---- SOURCE MATERIAL

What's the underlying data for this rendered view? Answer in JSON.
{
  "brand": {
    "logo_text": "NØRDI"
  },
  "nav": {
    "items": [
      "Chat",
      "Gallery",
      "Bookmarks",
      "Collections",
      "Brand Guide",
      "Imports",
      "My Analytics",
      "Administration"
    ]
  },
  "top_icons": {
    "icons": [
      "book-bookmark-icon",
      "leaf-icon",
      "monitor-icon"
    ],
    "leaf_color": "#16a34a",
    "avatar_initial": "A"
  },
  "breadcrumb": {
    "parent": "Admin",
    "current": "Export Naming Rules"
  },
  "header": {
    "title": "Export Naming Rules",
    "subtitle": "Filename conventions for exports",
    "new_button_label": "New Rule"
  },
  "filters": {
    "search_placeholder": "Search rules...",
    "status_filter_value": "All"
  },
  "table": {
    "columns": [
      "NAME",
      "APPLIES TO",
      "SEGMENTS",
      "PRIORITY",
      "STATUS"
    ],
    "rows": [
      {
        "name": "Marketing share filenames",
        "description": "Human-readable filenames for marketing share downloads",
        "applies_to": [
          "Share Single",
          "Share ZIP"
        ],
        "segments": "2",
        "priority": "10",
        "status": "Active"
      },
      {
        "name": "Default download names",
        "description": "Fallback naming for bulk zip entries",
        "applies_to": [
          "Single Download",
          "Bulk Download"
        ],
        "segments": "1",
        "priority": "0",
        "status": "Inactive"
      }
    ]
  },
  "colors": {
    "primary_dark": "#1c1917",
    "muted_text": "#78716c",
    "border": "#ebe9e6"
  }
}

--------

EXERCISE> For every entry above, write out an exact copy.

TASK SOLUTION>
What's the underlying data for this rendered view? Answer in JSON.
{
  "brand": {
    "logo_text": "NØRDI"
  },
  "nav": {
    "items": [
      "Chat",
      "Gallery",
      "Bookmarks",
      "Collections",
      "Brand Guide",
      "Imports",
      "My Analytics",
      "Administration"
    ]
  },
  "top_icons": {
    "icons": [
      "book-bookmark-icon",
      "leaf-icon",
      "monitor-icon"
    ],
    "leaf_color": "#16a34a",
    "avatar_initial": "A"
  },
  "breadcrumb": {
    "parent": "Admin",
    "current": "Export Naming Rules"
  },
  "header": {
    "title": "Export Naming Rules",
    "subtitle": "Filename conventions for exports",
    "new_button_label": "New Rule"
  },
  "filters": {
    "search_placeholder": "Search rules...",
    "status_filter_value": "All"
  },
  "table": {
    "columns": [
      "NAME",
      "APPLIES TO",
      "SEGMENTS",
      "PRIORITY",
      "STATUS"
    ],
    "rows": [
      {
        "name": "Marketing share filenames",
        "description": "Human-readable filenames for marketing share downloads",
        "applies_to": [
          "Share Single",
          "Share ZIP"
        ],
        "segments": "2",
        "priority": "10",
        "status": "Active"
      },
      {
        "name": "Default download names",
        "description": "Fallback naming for bulk zip entries",
        "applies_to": [
          "Single Download",
          "Bulk Download"
        ],
        "segments": "1",
        "priority": "0",
        "status": "Inactive"
      }
    ]
  },
  "colors": {
    "primary_dark": "#1c1917",
    "muted_text": "#78716c",
    "border": "#ebe9e6"
  }
}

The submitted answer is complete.